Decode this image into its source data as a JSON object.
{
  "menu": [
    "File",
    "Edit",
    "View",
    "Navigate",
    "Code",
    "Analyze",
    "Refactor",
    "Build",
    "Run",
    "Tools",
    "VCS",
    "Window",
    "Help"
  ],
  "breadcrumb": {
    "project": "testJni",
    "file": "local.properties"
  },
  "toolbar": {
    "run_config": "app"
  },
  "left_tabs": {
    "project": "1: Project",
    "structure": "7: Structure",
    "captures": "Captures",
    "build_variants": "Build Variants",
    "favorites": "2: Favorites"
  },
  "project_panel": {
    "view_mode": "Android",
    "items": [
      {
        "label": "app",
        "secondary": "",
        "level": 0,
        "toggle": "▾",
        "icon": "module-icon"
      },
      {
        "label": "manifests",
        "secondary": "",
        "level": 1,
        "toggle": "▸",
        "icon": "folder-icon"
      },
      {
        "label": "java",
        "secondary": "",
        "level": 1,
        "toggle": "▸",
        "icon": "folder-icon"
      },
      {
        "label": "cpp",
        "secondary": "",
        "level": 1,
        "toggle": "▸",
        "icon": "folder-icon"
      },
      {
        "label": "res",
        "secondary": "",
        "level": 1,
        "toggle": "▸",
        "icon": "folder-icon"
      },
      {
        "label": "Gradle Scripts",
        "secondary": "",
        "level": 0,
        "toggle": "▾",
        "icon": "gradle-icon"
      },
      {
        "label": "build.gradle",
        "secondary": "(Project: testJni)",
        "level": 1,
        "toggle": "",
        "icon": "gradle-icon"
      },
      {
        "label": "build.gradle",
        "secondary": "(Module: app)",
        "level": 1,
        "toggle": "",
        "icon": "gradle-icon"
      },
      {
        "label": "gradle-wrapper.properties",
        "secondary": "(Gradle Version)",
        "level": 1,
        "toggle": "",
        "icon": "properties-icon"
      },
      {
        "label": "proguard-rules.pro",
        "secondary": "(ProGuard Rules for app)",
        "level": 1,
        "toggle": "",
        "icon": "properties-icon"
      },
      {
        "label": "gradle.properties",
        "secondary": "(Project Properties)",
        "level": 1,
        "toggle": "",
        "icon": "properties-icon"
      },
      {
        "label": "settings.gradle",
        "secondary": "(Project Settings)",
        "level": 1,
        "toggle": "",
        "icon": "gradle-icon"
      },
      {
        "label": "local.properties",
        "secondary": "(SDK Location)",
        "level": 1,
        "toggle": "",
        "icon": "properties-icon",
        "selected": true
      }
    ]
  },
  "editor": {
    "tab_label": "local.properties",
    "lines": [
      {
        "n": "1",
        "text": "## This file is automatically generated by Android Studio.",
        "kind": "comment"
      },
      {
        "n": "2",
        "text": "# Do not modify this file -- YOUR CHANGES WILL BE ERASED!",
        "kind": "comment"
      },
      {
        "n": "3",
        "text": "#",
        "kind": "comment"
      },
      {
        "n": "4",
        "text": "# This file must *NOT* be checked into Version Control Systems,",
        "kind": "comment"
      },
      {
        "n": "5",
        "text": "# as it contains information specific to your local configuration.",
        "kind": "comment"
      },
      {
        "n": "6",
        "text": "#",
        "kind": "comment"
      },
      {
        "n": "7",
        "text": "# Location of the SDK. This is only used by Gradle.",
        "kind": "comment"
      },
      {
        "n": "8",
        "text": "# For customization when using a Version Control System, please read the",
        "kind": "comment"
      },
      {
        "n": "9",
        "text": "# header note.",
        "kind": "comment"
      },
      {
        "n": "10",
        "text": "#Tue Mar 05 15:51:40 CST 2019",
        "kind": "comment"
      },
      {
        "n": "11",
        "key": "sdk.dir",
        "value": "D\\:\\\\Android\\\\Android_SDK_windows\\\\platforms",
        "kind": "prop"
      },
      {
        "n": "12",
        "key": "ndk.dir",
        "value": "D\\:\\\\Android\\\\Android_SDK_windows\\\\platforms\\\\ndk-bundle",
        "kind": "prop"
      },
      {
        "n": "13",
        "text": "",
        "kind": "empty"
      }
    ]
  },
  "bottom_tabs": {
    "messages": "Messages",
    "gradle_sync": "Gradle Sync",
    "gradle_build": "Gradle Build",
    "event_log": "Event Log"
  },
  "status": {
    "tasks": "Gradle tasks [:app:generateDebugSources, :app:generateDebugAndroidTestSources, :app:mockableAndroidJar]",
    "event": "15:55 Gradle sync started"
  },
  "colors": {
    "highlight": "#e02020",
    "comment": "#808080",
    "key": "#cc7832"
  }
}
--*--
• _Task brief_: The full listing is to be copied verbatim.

• _Your response_:
Decode this image into its source data as a JSON object.
{
  "menu": [
    "File",
    "Edit",
    "View",
    "Navigate",
    "Code",
    "Analyze",
    "Refactor",
    "Build",
    "Run",
    "Tools",
    "VCS",
    "Window",
    "Help"
  ],
  "breadcrumb": {
    "project": "testJni",
    "file": "local.properties"
  },
  "toolbar": {
    "run_config": "app"
  },
  "left_tabs": {
    "project": "1: Project",
    "structure": "7: Structure",
    "captures": "Captures",
    "build_variants": "Build Variants",
    "favorites": "2: Favorites"
  },
  "project_panel": {
    "view_mode": "Android",
    "items": [
      {
        "label": "app",
        "secondary": "",
        "level": 0,
        "toggle": "▾",
        "icon": "module-icon"
      },
      {
        "label": "manifests",
        "secondary": "",
        "level": 1,
        "toggle": "▸",
        "icon": "folder-icon"
      },
      {
        "label": "java",
        "secondary": "",
        "level": 1,
        "toggle": "▸",
        "icon": "folder-icon"
      },
      {
        "label": "cpp",
        "secondary": "",
        "level": 1,
        "toggle": "▸",
        "icon": "folder-icon"
      },
      {
        "label": "res",
        "secondary": "",
        "level": 1,
        "toggle": "▸",
        "icon": "folder-icon"
      },
      {
        "label": "Gradle Scripts",
        "secondary": "",
        "level": 0,
        "toggle": "▾",
        "icon": "gradle-icon"
      },
      {
        "label": "build.gradle",
        "secondary": "(Project: testJni)",
        "level": 1,
        "toggle": "",
        "icon": "gradle-icon"
      },
      {
        "label": "build.gradle",
        "secondary": "(Module: app)",
        "level": 1,
        "toggle": "",
        "icon": "gradle-icon"
      },
      {
        "label": "gradle-wrapper.properties",
        "secondary": "(Gradle Version)",
        "level": 1,
        "toggle": "",
        "icon": "properties-icon"
      },
      {
        "label": "proguard-rules.pro",
        "secondary": "(ProGuard Rules for app)",
        "level": 1,
        "toggle": "",
        "icon": "properties-icon"
      },
      {
        "label": "gradle.properties",
        "secondary": "(Project Properties)",
        "level": 1,
        "toggle": "",
        "icon": "properties-icon"
      },
      {
        "label": "settings.gradle",
        "secondary": "(Project Settings)",
        "level": 1,
        "toggle": "",
        "icon": "gradle-icon"
      },
      {
        "label": "local.properties",
        "secondary": "(SDK Location)",
        "level": 1,
        "toggle": "",
        "icon": "properties-icon",
        "selected": true
      }
    ]
  },
  "editor": {
    "tab_label": "local.properties",
    "lines": [
      {
        "n": "1",
        "text": "## This file is automatically generated by Android Studio.",
        "kind": "comment"
      },
      {
        "n": "2",
        "text": "# Do not modify this file -- YOUR CHANGES WILL BE ERASED!",
        "kind": "comment"
      },
      {
        "n": "3",
        "text": "#",
        "kind": "comment"
      },
      {
        "n": "4",
        "text": "# This file must *NOT* be checked into Version Control Systems,",
        "kind": "comment"
      },
      {
        "n": "5",
        "text": "# as it contains information specific to your local configuration.",
        "kind": "comment"
      },
      {
        "n": "6",
        "text": "#",
        "kind": "comment"
      },
      {
        "n": "7",
        "text": "# Location of the SDK. This is only used by Gradle.",
        "kind": "comment"
      },
      {
        "n": "8",
        "text": "# For customization when using a Version Control System, please read the",
        "kind": "comment"
      },
      {
        "n": "9",
        "text": "# header note.",
        "kind": "comment"
      },
      {
        "n": "10",
        "text": "#Tue Mar 05 15:51:40 CST 2019",
        "kind": "comment"
      },
      {
        "n": "11",
        "key": "sdk.dir",
        "value": "D\\:\\\\Android\\\\Android_SDK_windows\\\\platforms",
        "kind": "prop"
      },
      {
        "n": "12",
        "key": "ndk.dir",
        "value": "D\\:\\\\Android\\\\Android_SDK_windows\\\\platforms\\\\ndk-bundle",
        "kind": "prop"
      },
      {
        "n": "13",
        "text": "",
        "kind": "empty"
      }
    ]
  },
  "bottom_tabs": {
    "messages": "Messages",
    "gradle_sync": "Gradle Sync",
    "gradle_build": "Gradle Build",
    "event_log": "Event Log"
  },
  "status": {
    "tasks": "Gradle tasks [:app:generateDebugSources, :app:generateDebugAndroidTestSources, :app:mockableAndroidJar]",
    "event": "15:55 Gradle sync started"
  },
  "colors": {
    "highlight": "#e02020",
    "comment": "#808080",
    "key": "#cc7832"
  }
}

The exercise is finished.